### WORK INSTRUCTION
Output every entry below exactly, without its pictures.

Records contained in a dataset
'''

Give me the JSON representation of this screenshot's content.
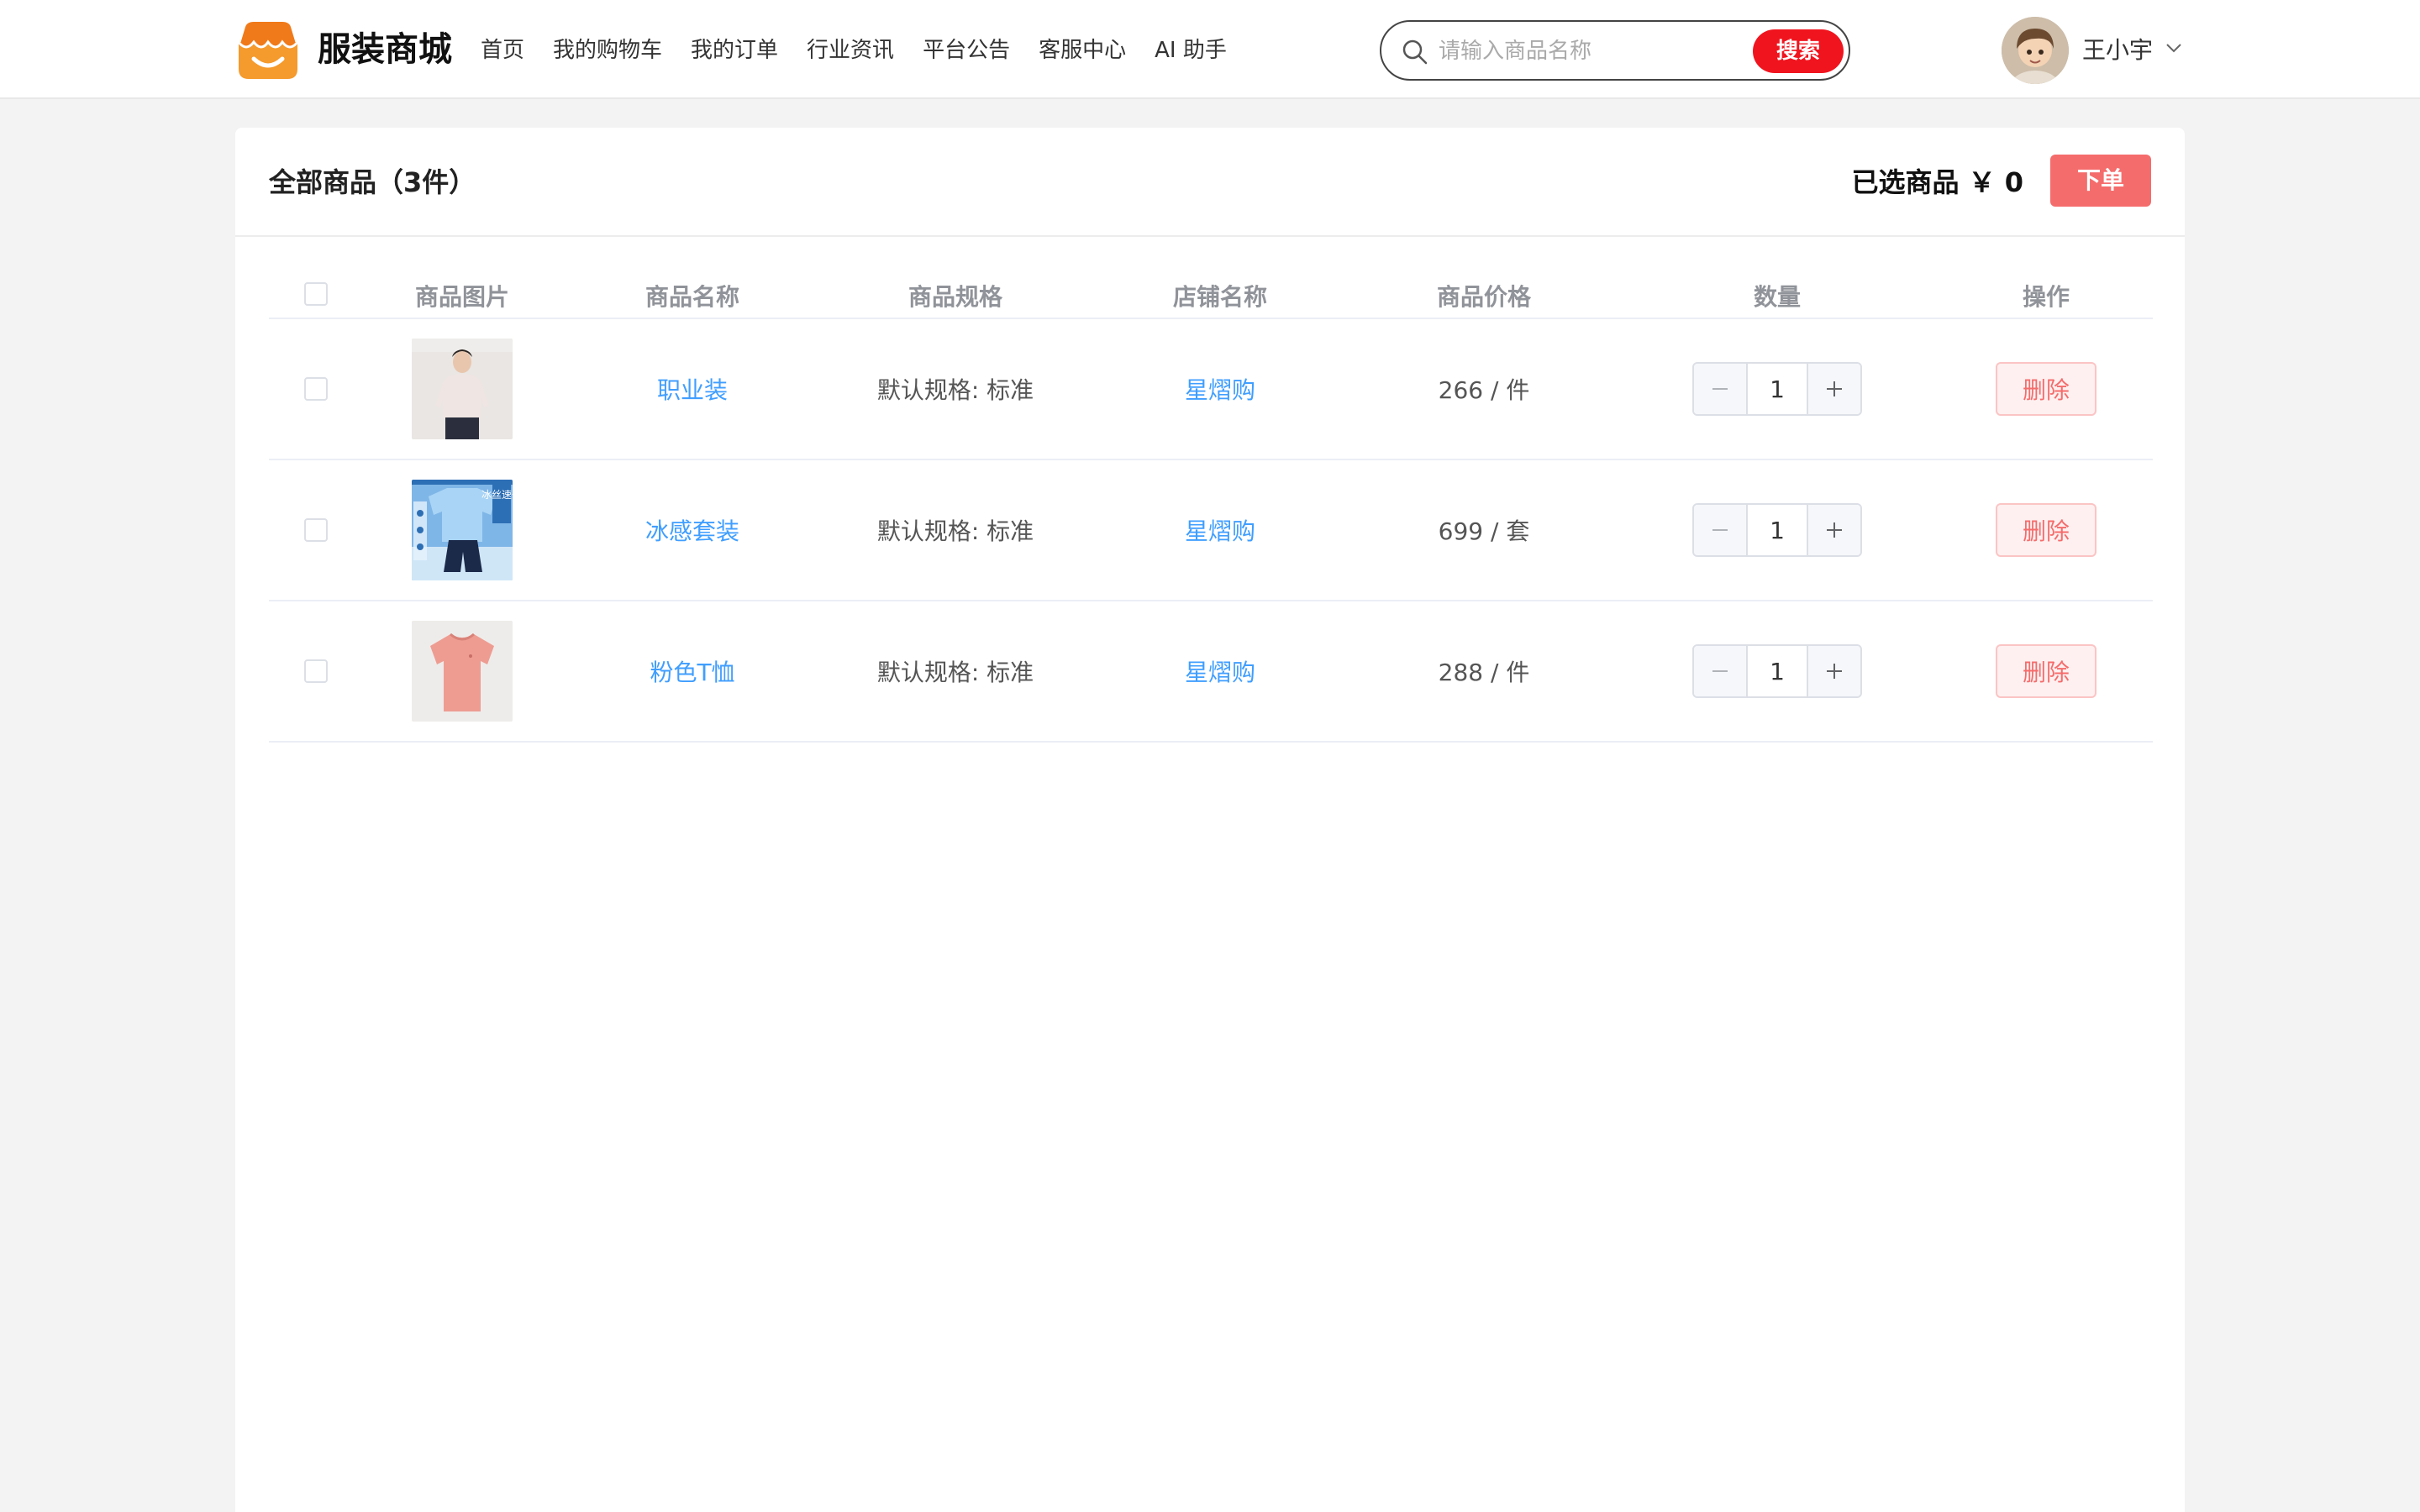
{
  "header": {
    "brand": "服装商城",
    "nav": [
      "首页",
      "我的购物车",
      "我的订单",
      "行业资讯",
      "平台公告",
      "客服中心",
      "AI 助手"
    ],
    "search": {
      "placeholder": "请输入商品名称",
      "value": "",
      "button": "搜索"
    },
    "user": {
      "name": "王小宇"
    }
  },
  "cart": {
    "title": "全部商品（3件）",
    "selected_label": "已选商品 ￥ 0",
    "order_button": "下单",
    "columns": [
      "商品图片",
      "商品名称",
      "商品规格",
      "店铺名称",
      "商品价格",
      "数量",
      "操作"
    ],
    "items": [
      {
        "name": "职业装",
        "spec": "默认规格: 标准",
        "shop": "星熠购",
        "price": "266 / 件",
        "qty": "1",
        "delete": "删除"
      },
      {
        "name": "冰感套装",
        "spec": "默认规格: 标准",
        "shop": "星熠购",
        "price": "699 / 套",
        "qty": "1",
        "delete": "删除",
        "image_text": "冰丝速干"
      },
      {
        "name": "粉色T恤",
        "spec": "默认规格: 标准",
        "shop": "星熠购",
        "price": "288 / 件",
        "qty": "1",
        "delete": "删除"
      }
    ]
  },
  "colors": {
    "accent_red": "#f0141e",
    "order_button": "#f56c6c",
    "link": "#409eff",
    "logo_orange": "#f07a1a"
  },
  "icons": {
    "logo": "shop-bag-smile-icon",
    "search": "search-icon",
    "chevron": "chevron-down-icon",
    "minus": "minus-icon",
    "plus": "plus-icon"
  }
}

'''

### TASK OUTPUT
Give me the JSON representation of this screenshot's content.
{
  "header": {
    "brand": "服装商城",
    "nav": [
      "首页",
      "我的购物车",
      "我的订单",
      "行业资讯",
      "平台公告",
      "客服中心",
      "AI 助手"
    ],
    "search": {
      "placeholder": "请输入商品名称",
      "value": "",
      "button": "搜索"
    },
    "user": {
      "name": "王小宇"
    }
  },
  "cart": {
    "title": "全部商品（3件）",
    "selected_label": "已选商品 ￥ 0",
    "order_button": "下单",
    "columns": [
      "商品图片",
      "商品名称",
      "商品规格",
      "店铺名称",
      "商品价格",
      "数量",
      "操作"
    ],
    "items": [
      {
        "name": "职业装",
        "spec": "默认规格: 标准",
        "shop": "星熠购",
        "price": "266 / 件",
        "qty": "1",
        "delete": "删除"
      },
      {
        "name": "冰感套装",
        "spec": "默认规格: 标准",
        "shop": "星熠购",
        "price": "699 / 套",
        "qty": "1",
        "delete": "删除",
        "image_text": "冰丝速干"
      },
      {
        "name": "粉色T恤",
        "spec": "默认规格: 标准",
        "shop": "星熠购",
        "price": "288 / 件",
        "qty": "1",
        "delete": "删除"
      }
    ]
  },
  "colors": {
    "accent_red": "#f0141e",
    "order_button": "#f56c6c",
    "link": "#409eff",
    "logo_orange": "#f07a1a"
  },
  "icons": {
    "logo": "shop-bag-smile-icon",
    "search": "search-icon",
    "chevron": "chevron-down-icon",
    "minus": "minus-icon",
    "plus": "plus-icon"
  }
}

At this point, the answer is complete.